Required action: Retype the entries. Match them exactly.

Records for the task:
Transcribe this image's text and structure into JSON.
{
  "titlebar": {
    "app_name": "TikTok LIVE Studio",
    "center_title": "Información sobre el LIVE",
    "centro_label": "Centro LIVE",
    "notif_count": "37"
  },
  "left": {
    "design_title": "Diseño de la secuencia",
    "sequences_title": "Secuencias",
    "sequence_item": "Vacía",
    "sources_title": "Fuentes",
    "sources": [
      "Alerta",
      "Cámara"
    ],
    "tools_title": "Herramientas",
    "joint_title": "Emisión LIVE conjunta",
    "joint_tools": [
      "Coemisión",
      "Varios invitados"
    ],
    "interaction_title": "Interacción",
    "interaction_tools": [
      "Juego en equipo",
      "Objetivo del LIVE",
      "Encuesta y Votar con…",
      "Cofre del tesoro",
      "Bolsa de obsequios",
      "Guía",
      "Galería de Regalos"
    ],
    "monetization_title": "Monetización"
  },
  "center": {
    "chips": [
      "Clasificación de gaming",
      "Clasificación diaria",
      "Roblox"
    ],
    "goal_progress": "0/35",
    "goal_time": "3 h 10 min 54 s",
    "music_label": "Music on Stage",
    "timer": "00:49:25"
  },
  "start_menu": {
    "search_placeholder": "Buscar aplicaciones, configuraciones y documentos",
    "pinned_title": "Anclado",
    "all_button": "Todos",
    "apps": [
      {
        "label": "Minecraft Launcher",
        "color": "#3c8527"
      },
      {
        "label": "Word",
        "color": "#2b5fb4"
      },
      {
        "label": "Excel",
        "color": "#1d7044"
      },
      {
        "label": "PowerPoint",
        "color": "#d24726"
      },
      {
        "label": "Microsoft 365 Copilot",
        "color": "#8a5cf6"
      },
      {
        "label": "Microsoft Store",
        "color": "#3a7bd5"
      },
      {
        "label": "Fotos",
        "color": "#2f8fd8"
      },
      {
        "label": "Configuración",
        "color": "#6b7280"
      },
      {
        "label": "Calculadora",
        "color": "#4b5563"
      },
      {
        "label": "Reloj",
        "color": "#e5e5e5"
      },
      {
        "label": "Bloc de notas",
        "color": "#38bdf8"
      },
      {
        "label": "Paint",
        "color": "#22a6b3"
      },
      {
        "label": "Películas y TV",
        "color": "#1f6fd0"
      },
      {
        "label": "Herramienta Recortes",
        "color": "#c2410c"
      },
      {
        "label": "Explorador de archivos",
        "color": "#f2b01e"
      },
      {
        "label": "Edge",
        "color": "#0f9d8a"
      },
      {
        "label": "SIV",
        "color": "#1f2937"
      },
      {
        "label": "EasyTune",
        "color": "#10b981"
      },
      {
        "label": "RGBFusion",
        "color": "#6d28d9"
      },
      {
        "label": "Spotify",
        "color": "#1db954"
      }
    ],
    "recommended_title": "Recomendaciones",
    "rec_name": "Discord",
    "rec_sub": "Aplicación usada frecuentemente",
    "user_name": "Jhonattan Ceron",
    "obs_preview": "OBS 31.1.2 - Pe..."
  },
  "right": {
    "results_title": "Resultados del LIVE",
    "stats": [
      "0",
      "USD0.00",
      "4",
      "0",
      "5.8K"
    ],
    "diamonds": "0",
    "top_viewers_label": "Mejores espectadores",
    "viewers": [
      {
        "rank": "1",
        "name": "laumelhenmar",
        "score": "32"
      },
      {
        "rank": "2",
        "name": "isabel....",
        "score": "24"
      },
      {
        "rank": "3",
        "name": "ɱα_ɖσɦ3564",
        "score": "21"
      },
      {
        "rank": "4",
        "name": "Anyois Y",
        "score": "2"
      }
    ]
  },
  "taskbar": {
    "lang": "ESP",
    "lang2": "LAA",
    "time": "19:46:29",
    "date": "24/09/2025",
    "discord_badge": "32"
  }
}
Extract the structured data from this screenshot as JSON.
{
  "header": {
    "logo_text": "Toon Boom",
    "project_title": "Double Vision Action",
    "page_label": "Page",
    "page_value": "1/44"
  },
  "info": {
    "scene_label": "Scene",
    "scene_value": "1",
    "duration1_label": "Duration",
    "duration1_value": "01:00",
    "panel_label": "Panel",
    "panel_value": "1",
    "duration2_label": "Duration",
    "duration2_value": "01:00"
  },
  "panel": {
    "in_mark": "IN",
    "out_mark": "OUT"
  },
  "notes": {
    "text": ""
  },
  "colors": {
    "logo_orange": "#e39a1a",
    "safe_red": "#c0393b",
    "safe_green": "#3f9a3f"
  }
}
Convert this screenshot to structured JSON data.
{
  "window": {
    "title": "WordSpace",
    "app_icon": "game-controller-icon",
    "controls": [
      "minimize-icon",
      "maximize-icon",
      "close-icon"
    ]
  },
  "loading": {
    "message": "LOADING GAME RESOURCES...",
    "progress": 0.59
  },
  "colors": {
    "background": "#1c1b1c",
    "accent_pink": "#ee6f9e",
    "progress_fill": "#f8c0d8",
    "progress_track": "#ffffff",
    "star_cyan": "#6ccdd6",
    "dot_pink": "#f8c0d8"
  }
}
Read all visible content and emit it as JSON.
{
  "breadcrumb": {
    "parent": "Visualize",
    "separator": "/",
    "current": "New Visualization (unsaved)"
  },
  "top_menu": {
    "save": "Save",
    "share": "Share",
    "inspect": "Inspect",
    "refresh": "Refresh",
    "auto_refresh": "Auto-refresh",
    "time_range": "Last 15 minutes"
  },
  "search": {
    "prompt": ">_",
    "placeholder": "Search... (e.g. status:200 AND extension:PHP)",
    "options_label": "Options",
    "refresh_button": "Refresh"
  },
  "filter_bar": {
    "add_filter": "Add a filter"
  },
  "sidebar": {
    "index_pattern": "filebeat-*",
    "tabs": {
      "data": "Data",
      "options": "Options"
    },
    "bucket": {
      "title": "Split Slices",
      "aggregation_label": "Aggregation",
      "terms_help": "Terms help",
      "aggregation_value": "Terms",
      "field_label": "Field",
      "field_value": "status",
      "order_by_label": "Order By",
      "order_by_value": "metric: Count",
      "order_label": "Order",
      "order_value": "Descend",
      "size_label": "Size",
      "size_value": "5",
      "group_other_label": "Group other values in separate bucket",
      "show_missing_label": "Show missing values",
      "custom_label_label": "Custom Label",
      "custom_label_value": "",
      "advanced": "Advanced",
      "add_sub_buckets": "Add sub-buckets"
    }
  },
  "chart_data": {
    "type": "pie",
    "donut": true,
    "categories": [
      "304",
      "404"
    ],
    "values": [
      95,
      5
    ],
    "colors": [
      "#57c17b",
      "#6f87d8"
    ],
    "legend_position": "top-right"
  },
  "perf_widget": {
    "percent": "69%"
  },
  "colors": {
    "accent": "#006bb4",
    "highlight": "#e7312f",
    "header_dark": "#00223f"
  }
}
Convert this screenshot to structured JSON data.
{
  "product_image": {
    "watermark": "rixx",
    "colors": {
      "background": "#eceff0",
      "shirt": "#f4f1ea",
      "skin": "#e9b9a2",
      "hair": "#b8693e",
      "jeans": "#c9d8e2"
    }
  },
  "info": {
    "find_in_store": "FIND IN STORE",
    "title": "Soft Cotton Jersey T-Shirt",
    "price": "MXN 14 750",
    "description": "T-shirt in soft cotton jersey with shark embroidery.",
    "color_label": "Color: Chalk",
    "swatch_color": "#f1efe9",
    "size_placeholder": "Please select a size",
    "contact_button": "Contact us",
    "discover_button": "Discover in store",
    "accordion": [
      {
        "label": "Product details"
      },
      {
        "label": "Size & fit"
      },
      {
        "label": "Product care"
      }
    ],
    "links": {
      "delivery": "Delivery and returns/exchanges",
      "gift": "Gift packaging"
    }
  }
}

Written answer:
Transcribe this image's text and structure into JSON.
{
  "titlebar": {
    "app_name": "TikTok LIVE Studio",
    "center_title": "Información sobre el LIVE",
    "centro_label": "Centro LIVE",
    "notif_count": "37"
  },
  "left": {
    "design_title": "Diseño de la secuencia",
    "sequences_title": "Secuencias",
    "sequence_item": "Vacía",
    "sources_title": "Fuentes",
    "sources": [
      "Alerta",
      "Cámara"
    ],
    "tools_title": "Herramientas",
    "joint_title": "Emisión LIVE conjunta",
    "joint_tools": [
      "Coemisión",
      "Varios invitados"
    ],
    "interaction_title": "Interacción",
    "interaction_tools": [
      "Juego en equipo",
      "Objetivo del LIVE",
      "Encuesta y Votar con…",
      "Cofre del tesoro",
      "Bolsa de obsequios",
      "Guía",
      "Galería de Regalos"
    ],
    "monetization_title": "Monetización"
  },
  "center": {
    "chips": [
      "Clasificación de gaming",
      "Clasificación diaria",
      "Roblox"
    ],
    "goal_progress": "0/35",
    "goal_time": "3 h 10 min 54 s",
    "music_label": "Music on Stage",
    "timer": "00:49:25"
  },
  "start_menu": {
    "search_placeholder": "Buscar aplicaciones, configuraciones y documentos",
    "pinned_title": "Anclado",
    "all_button": "Todos",
    "apps": [
      {
        "label": "Minecraft Launcher",
        "color": "#3c8527"
      },
      {
        "label": "Word",
        "color": "#2b5fb4"
      },
      {
        "label": "Excel",
        "color": "#1d7044"
      },
      {
        "label": "PowerPoint",
        "color": "#d24726"
      },
      {
        "label": "Microsoft 365 Copilot",
        "color": "#8a5cf6"
      },
      {
        "label": "Microsoft Store",
        "color": "#3a7bd5"
      },
      {
        "label": "Fotos",
        "color": "#2f8fd8"
      },
      {
        "label": "Configuración",
        "color": "#6b7280"
      },
      {
        "label": "Calculadora",
        "color": "#4b5563"
      },
      {
        "label": "Reloj",
        "color": "#e5e5e5"
      },
      {
        "label": "Bloc de notas",
        "color": "#38bdf8"
      },
      {
        "label": "Paint",
        "color": "#22a6b3"
      },
      {
        "label": "Películas y TV",
        "color": "#1f6fd0"
      },
      {
        "label": "Herramienta Recortes",
        "color": "#c2410c"
      },
      {
        "label": "Explorador de archivos",
        "color": "#f2b01e"
      },
      {
        "label": "Edge",
        "color": "#0f9d8a"
      },
      {
        "label": "SIV",
        "color": "#1f2937"
      },
      {
        "label": "EasyTune",
        "color": "#10b981"
      },
      {
        "label": "RGBFusion",
        "color": "#6d28d9"
      },
      {
        "label": "Spotify",
        "color": "#1db954"
      }
    ],
    "recommended_title": "Recomendaciones",
    "rec_name": "Discord",
    "rec_sub": "Aplicación usada frecuentemente",
    "user_name": "Jhonattan Ceron",
    "obs_preview": "OBS 31.1.2 - Pe..."
  },
  "right": {
    "results_title": "Resultados del LIVE",
    "stats": [
      "0",
      "USD0.00",
      "4",
      "0",
      "5.8K"
    ],
    "diamonds": "0",
    "top_viewers_label": "Mejores espectadores",
    "viewers": [
      {
        "rank": "1",
        "name": "laumelhenmar",
        "score": "32"
      },
      {
        "rank": "2",
        "name": "isabel....",
        "score": "24"
      },
      {
        "rank": "3",
        "name": "ɱα_ɖσɦ3564",
        "score": "21"
      },
      {
        "rank": "4",
        "name": "Anyois Y",
        "score": "2"
      }
    ]
  },
  "taskbar": {
    "lang": "ESP",
    "lang2": "LAA",
    "time": "19:46:29",
    "date": "24/09/2025",
    "discord_badge": "32"
  }
}
Extract the structured data from this screenshot as JSON.
{
  "header": {
    "logo_text": "Toon Boom",
    "project_title": "Double Vision Action",
    "page_label": "Page",
    "page_value": "1/44"
  },
  "info": {
    "scene_label": "Scene",
    "scene_value": "1",
    "duration1_label": "Duration",
    "duration1_value": "01:00",
    "panel_label": "Panel",
    "panel_value": "1",
    "duration2_label": "Duration",
    "duration2_value": "01:00"
  },
  "panel": {
    "in_mark": "IN",
    "out_mark": "OUT"
  },
  "notes": {
    "text": ""
  },
  "colors": {
    "logo_orange": "#e39a1a",
    "safe_red": "#c0393b",
    "safe_green": "#3f9a3f"
  }
}
Convert this screenshot to structured JSON data.
{
  "window": {
    "title": "WordSpace",
    "app_icon": "game-controller-icon",
    "controls": [
      "minimize-icon",
      "maximize-icon",
      "close-icon"
    ]
  },
  "loading": {
    "message": "LOADING GAME RESOURCES...",
    "progress": 0.59
  },
  "colors": {
    "background": "#1c1b1c",
    "accent_pink": "#ee6f9e",
    "progress_fill": "#f8c0d8",
    "progress_track": "#ffffff",
    "star_cyan": "#6ccdd6",
    "dot_pink": "#f8c0d8"
  }
}
Read all visible content and emit it as JSON.
{
  "breadcrumb": {
    "parent": "Visualize",
    "separator": "/",
    "current": "New Visualization (unsaved)"
  },
  "top_menu": {
    "save": "Save",
    "share": "Share",
    "inspect": "Inspect",
    "refresh": "Refresh",
    "auto_refresh": "Auto-refresh",
    "time_range": "Last 15 minutes"
  },
  "search": {
    "prompt": ">_",
    "placeholder": "Search... (e.g. status:200 AND extension:PHP)",
    "options_label": "Options",
    "refresh_button": "Refresh"
  },
  "filter_bar": {
    "add_filter": "Add a filter"
  },
  "sidebar": {
    "index_pattern": "filebeat-*",
    "tabs": {
      "data": "Data",
      "options": "Options"
    },
    "bucket": {
      "title": "Split Slices",
      "aggregation_label": "Aggregation",
      "terms_help": "Terms help",
      "aggregation_value": "Terms",
      "field_label": "Field",
      "field_value": "status",
      "order_by_label": "Order By",
      "order_by_value": "metric: Count",
      "order_label": "Order",
      "order_value": "Descend",
      "size_label": "Size",
      "size_value": "5",
      "group_other_label": "Group other values in separate bucket",
      "show_missing_label": "Show missing values",
      "custom_label_label": "Custom Label",
      "custom_label_value": "",
      "advanced": "Advanced",
      "add_sub_buckets": "Add sub-buckets"
    }
  },
  "chart_data": {
    "type": "pie",
    "donut": true,
    "categories": [
      "304",
      "404"
    ],
    "values": [
      95,
      5
    ],
    "colors": [
      "#57c17b",
      "#6f87d8"
    ],
    "legend_position": "top-right"
  },
  "perf_widget": {
    "percent": "69%"
  },
  "colors": {
    "accent": "#006bb4",
    "highlight": "#e7312f",
    "header_dark": "#00223f"
  }
}
Convert this screenshot to structured JSON data.
{
  "product_image": {
    "watermark": "rixx",
    "colors": {
      "background": "#eceff0",
      "shirt": "#f4f1ea",
      "skin": "#e9b9a2",
      "hair": "#b8693e",
      "jeans": "#c9d8e2"
    }
  },
  "info": {
    "find_in_store": "FIND IN STORE",
    "title": "Soft Cotton Jersey T-Shirt",
    "price": "MXN 14 750",
    "description": "T-shirt in soft cotton jersey with shark embroidery.",
    "color_label": "Color: Chalk",
    "swatch_color": "#f1efe9",
    "size_placeholder": "Please select a size",
    "contact_button": "Contact us",
    "discover_button": "Discover in store",
    "accordion": [
      {
        "label": "Product details"
      },
      {
        "label": "Size & fit"
      },
      {
        "label": "Product care"
      }
    ],
    "links": {
      "delivery": "Delivery and returns/exchanges",
      "gift": "Gift packaging"
    }
  }
}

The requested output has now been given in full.